All the while as this was happening (in front of a hushed and watching congregation) I was thinking about how funny it was that of all people, I was the one openly crying. (This thought touched me and, you guessed it, made me tear up more.)

Until recently I never really spontaneously cried. I operated on a delay. Longer even than the Olympic delay.  Only after my logical brain could examine and then parse it would I finally feel safe enough to FEEL.

So back to the openly-crying-when-I-was-supposed-to-be-singing…I don’t know what exactly it was about the words but the guided meditation stirred the pot, as it were.

 We were led to remember both a moment recently that was infused with love and a moment that was not. And the take-away was that we should remember how that moment of love felt and we should have it ready to to hold when another crap-tastic moment comes up in our life. (My words, not quite what Reverend Allison said.)


Yeah, I know this song and dance. Where you honor the pain, but ever so gently…you don’t want to squeeze it until your knuckles are white. You don’t want the pain to overcome you, or numb you, or embitter you. (Been there, done that, not pretty.)

And the trickiest dance step of all: meeting that pain with love.

That part can be hard. Like, really really hard. 

So today I was crying about it all.  Thinking about the moments of love made me realize how much I miss my mom right now. Her birthday is next week. And come a month from now, it will be three years she has been gone from earth.

And then I thought about the crummy things too. All the things that have come undone since my mom died.  How there are wounds that remain very much not healed. The kind of pain where simply facing it is hard, let alone meeting it with love, thank you very much. 

Tears tears and more tears. Of love and grace and pain and heartbreak all meshed together.

outline_of_a_heart_by_jasaya-d3ef9wn

image source.


It may sound strange to count this as a victory, but how wonderful that I was able to openly cry among other imperfect humans who tolerate (nay, encourage) my weeping into the wrong hymnal on the wrong page at the wrong time.  

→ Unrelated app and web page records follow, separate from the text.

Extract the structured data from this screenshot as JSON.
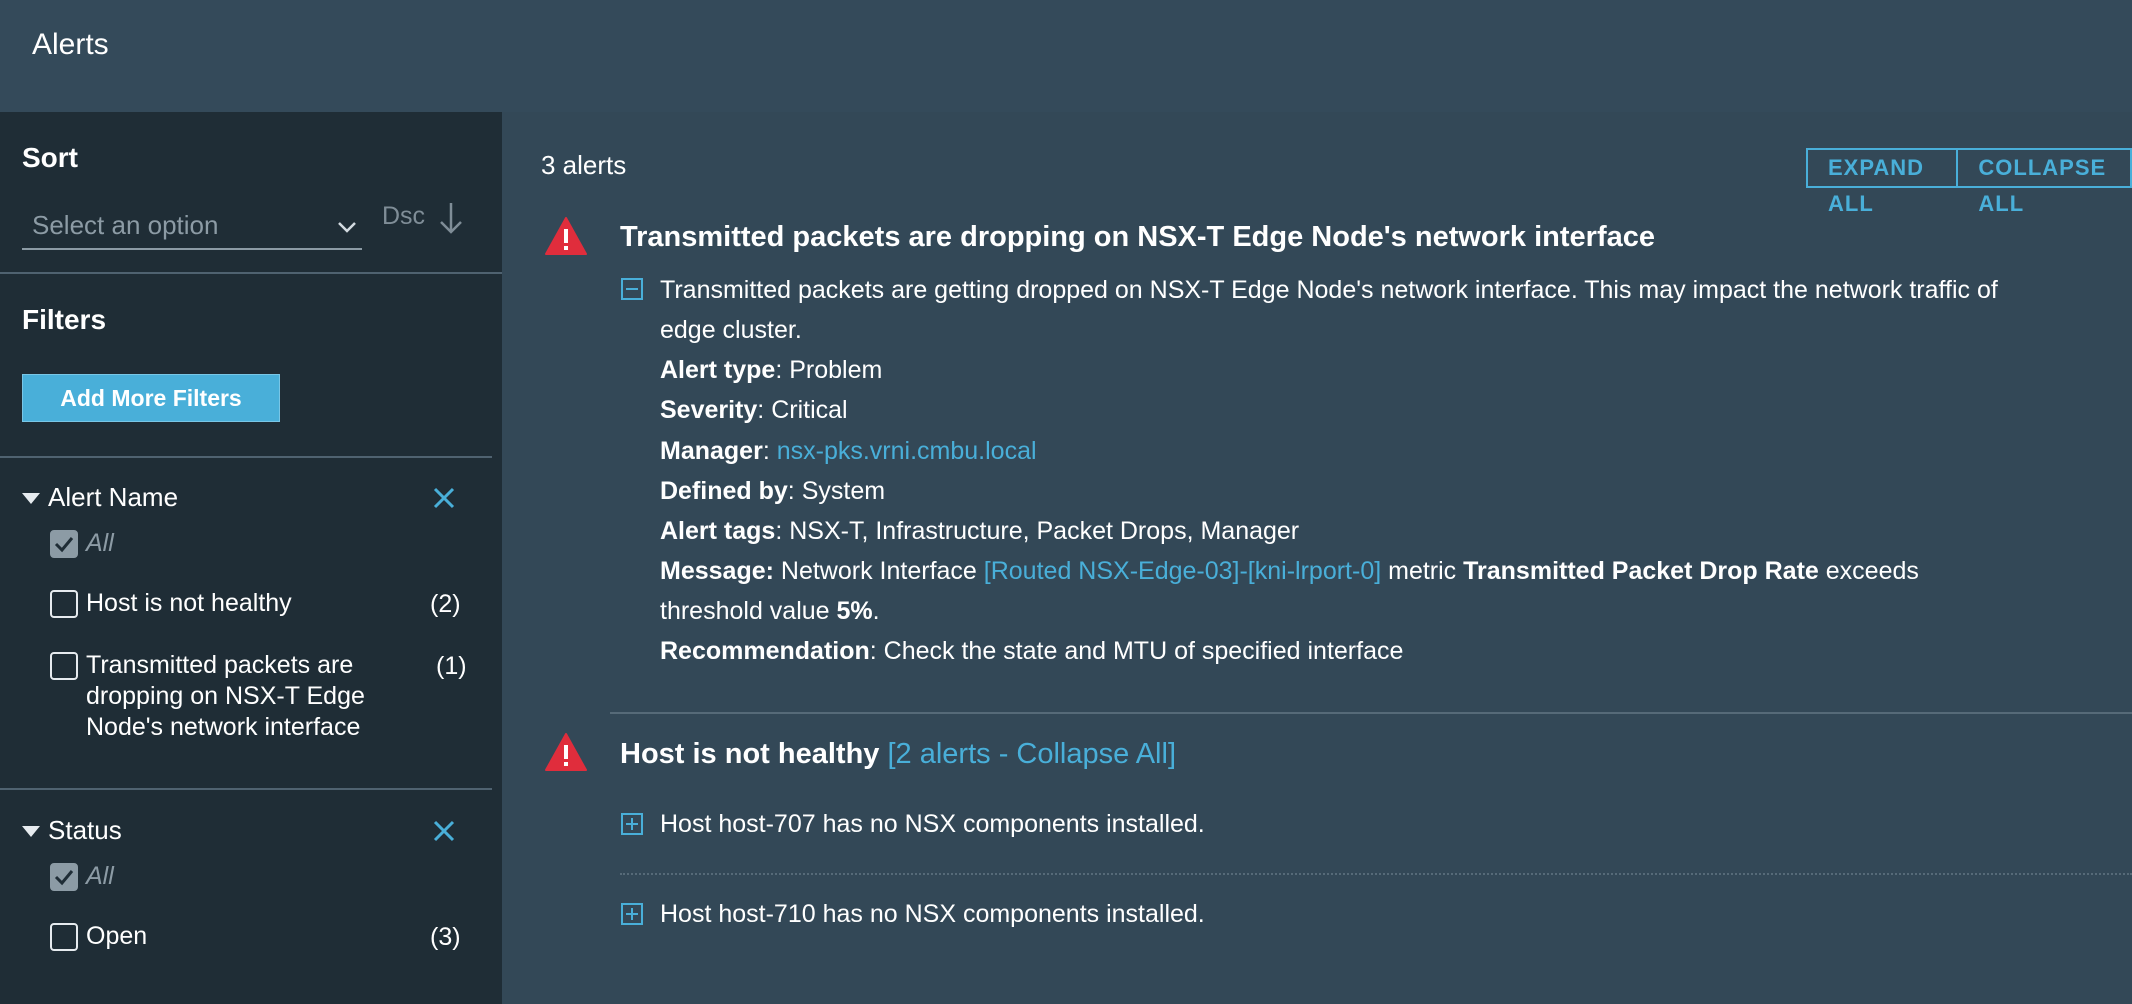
{
  "header": {
    "title": "Alerts"
  },
  "sidebar": {
    "sort": {
      "title": "Sort",
      "select_placeholder": "Select an option",
      "direction_label": "Dsc"
    },
    "filters": {
      "title": "Filters",
      "add_button": "Add More Filters"
    },
    "groups": [
      {
        "title": "Alert Name",
        "all_label": "All",
        "options": [
          {
            "label": "Host is not healthy",
            "count": "(2)"
          },
          {
            "label": "Transmitted packets are dropping on NSX-T Edge Node's network interface",
            "count": "(1)"
          }
        ]
      },
      {
        "title": "Status",
        "all_label": "All",
        "options": [
          {
            "label": "Open",
            "count": "(3)"
          }
        ]
      }
    ]
  },
  "main": {
    "count_label": "3 alerts",
    "expand_all": "EXPAND ALL",
    "collapse_all": "COLLAPSE ALL",
    "alert1": {
      "title": "Transmitted packets are dropping on NSX-T Edge Node's network interface",
      "description_line1": "Transmitted packets are getting dropped on NSX-T Edge Node's network interface. This may impact the network traffic of",
      "description_line2": "edge cluster.",
      "alert_type_label": "Alert type",
      "alert_type": "Problem",
      "severity_label": "Severity",
      "severity": "Critical",
      "manager_label": "Manager",
      "manager": "nsx-pks.vrni.cmbu.local",
      "defined_by_label": "Defined by",
      "defined_by": "System",
      "tags_label": "Alert tags",
      "tags": "NSX-T, Infrastructure, Packet Drops, Manager",
      "message_label": "Message:",
      "message_prefix": "Network Interface",
      "message_link": "[Routed NSX-Edge-03]-[kni-lrport-0]",
      "message_metric_word": "metric",
      "message_metric": "Transmitted Packet Drop Rate",
      "message_exceeds": "exceeds",
      "message_threshold_prefix": "threshold value",
      "message_threshold": "5%",
      "recommendation_label": "Recommendation",
      "recommendation": "Check the state and MTU of specified interface"
    },
    "alert2": {
      "title": "Host is not healthy",
      "group_link": "[2 alerts - Collapse All]",
      "items": [
        "Host host-707 has no NSX components installed.",
        "Host host-710 has no NSX components installed."
      ]
    }
  },
  "colors": {
    "accent": "#49afd9",
    "critical": "#e02d3c",
    "sidebar_bg": "#1f2d36",
    "main_bg": "#334857"
  }
}
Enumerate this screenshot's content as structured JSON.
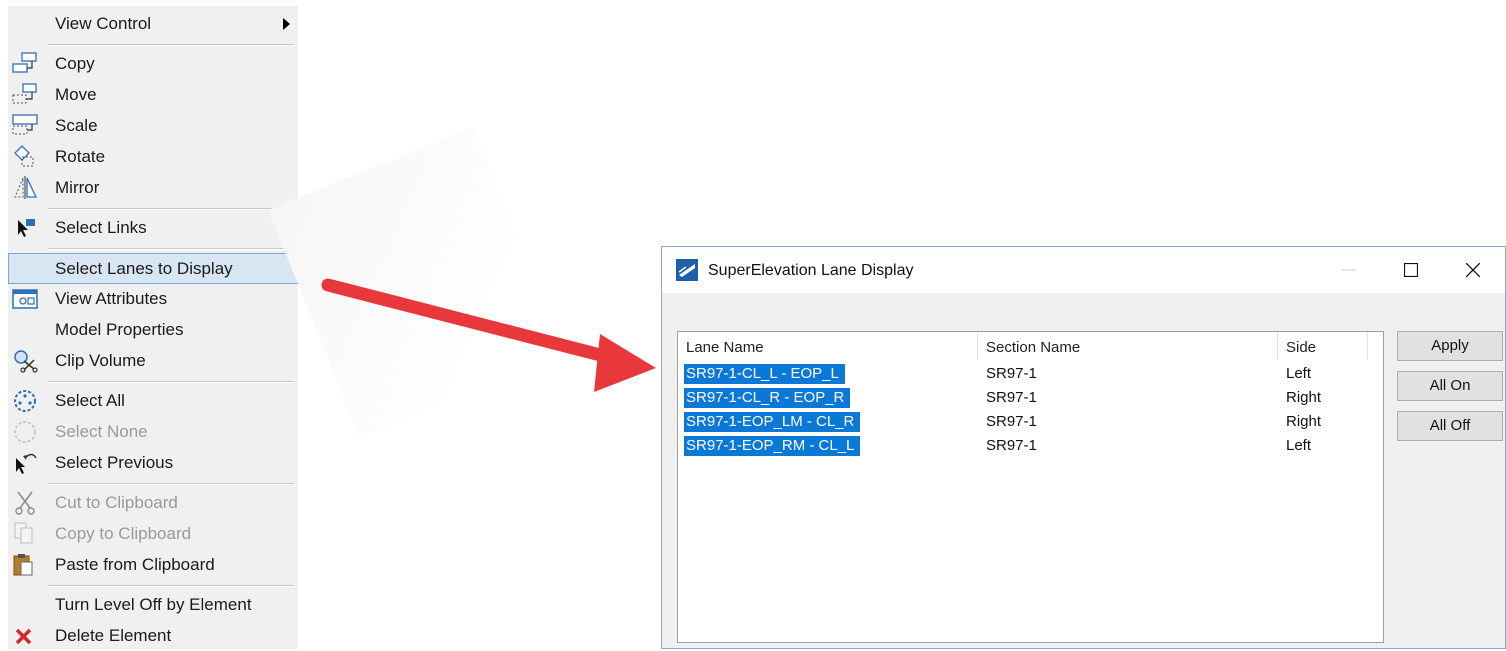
{
  "context_menu": {
    "items": [
      {
        "label": "View Control",
        "icon": "none",
        "submenu": true,
        "disabled": false
      },
      {
        "label": "Copy",
        "icon": "copy-icon",
        "submenu": false,
        "disabled": false
      },
      {
        "label": "Move",
        "icon": "move-icon",
        "submenu": false,
        "disabled": false
      },
      {
        "label": "Scale",
        "icon": "scale-icon",
        "submenu": false,
        "disabled": false
      },
      {
        "label": "Rotate",
        "icon": "rotate-icon",
        "submenu": false,
        "disabled": false
      },
      {
        "label": "Mirror",
        "icon": "mirror-icon",
        "submenu": false,
        "disabled": false
      },
      {
        "label": "Select Links",
        "icon": "select-links-icon",
        "submenu": true,
        "disabled": false
      },
      {
        "label": "Select Lanes to Display",
        "icon": "none",
        "submenu": false,
        "disabled": false,
        "highlighted": true
      },
      {
        "label": "View Attributes",
        "icon": "view-attributes-icon",
        "submenu": false,
        "disabled": false
      },
      {
        "label": "Model Properties",
        "icon": "none",
        "submenu": false,
        "disabled": false
      },
      {
        "label": "Clip Volume",
        "icon": "clip-volume-icon",
        "submenu": false,
        "disabled": false
      },
      {
        "label": "Select All",
        "icon": "select-all-icon",
        "submenu": false,
        "disabled": false
      },
      {
        "label": "Select None",
        "icon": "select-none-icon",
        "submenu": false,
        "disabled": true
      },
      {
        "label": "Select Previous",
        "icon": "select-previous-icon",
        "submenu": false,
        "disabled": false
      },
      {
        "label": "Cut to Clipboard",
        "icon": "scissors-icon",
        "submenu": false,
        "disabled": true
      },
      {
        "label": "Copy to Clipboard",
        "icon": "copy-clipboard-icon",
        "submenu": false,
        "disabled": true
      },
      {
        "label": "Paste from Clipboard",
        "icon": "paste-icon",
        "submenu": false,
        "disabled": false
      },
      {
        "label": "Turn Level Off by Element",
        "icon": "none",
        "submenu": false,
        "disabled": false
      },
      {
        "label": "Delete Element",
        "icon": "delete-x-icon",
        "submenu": false,
        "disabled": false
      }
    ]
  },
  "arrow": {
    "color": "#e8383b",
    "icon": "arrow-icon"
  },
  "dialog": {
    "title": "SuperElevation Lane Display",
    "icon": "superelevation-app-icon",
    "columns": [
      "Lane Name",
      "Section Name",
      "Side"
    ],
    "rows": [
      {
        "lane": "SR97-1-CL_L - EOP_L",
        "section": "SR97-1",
        "side": "Left",
        "selected": true
      },
      {
        "lane": "SR97-1-CL_R - EOP_R",
        "section": "SR97-1",
        "side": "Right",
        "selected": true
      },
      {
        "lane": "SR97-1-EOP_LM - CL_R",
        "section": "SR97-1",
        "side": "Right",
        "selected": true
      },
      {
        "lane": "SR97-1-EOP_RM - CL_L",
        "section": "SR97-1",
        "side": "Left",
        "selected": true
      }
    ],
    "buttons": {
      "apply": "Apply",
      "all_on": "All On",
      "all_off": "All Off"
    },
    "selection_color": "#0a78d7"
  }
}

I know none of them were judging me. (If they noticed, that is—we have a bad habit of staring down into our hymnals and not looking up and out at the choir! but we are working on it.)

And get this: as I sit here now, writing it all out and re-feeling the love, I heard something outside my window near the bird feeder I put in recently.

I looked out, and outside on the ground was a mourning dove.

Blessed be. Love endures. 


Do you know this dance? Share if you feel so inclined.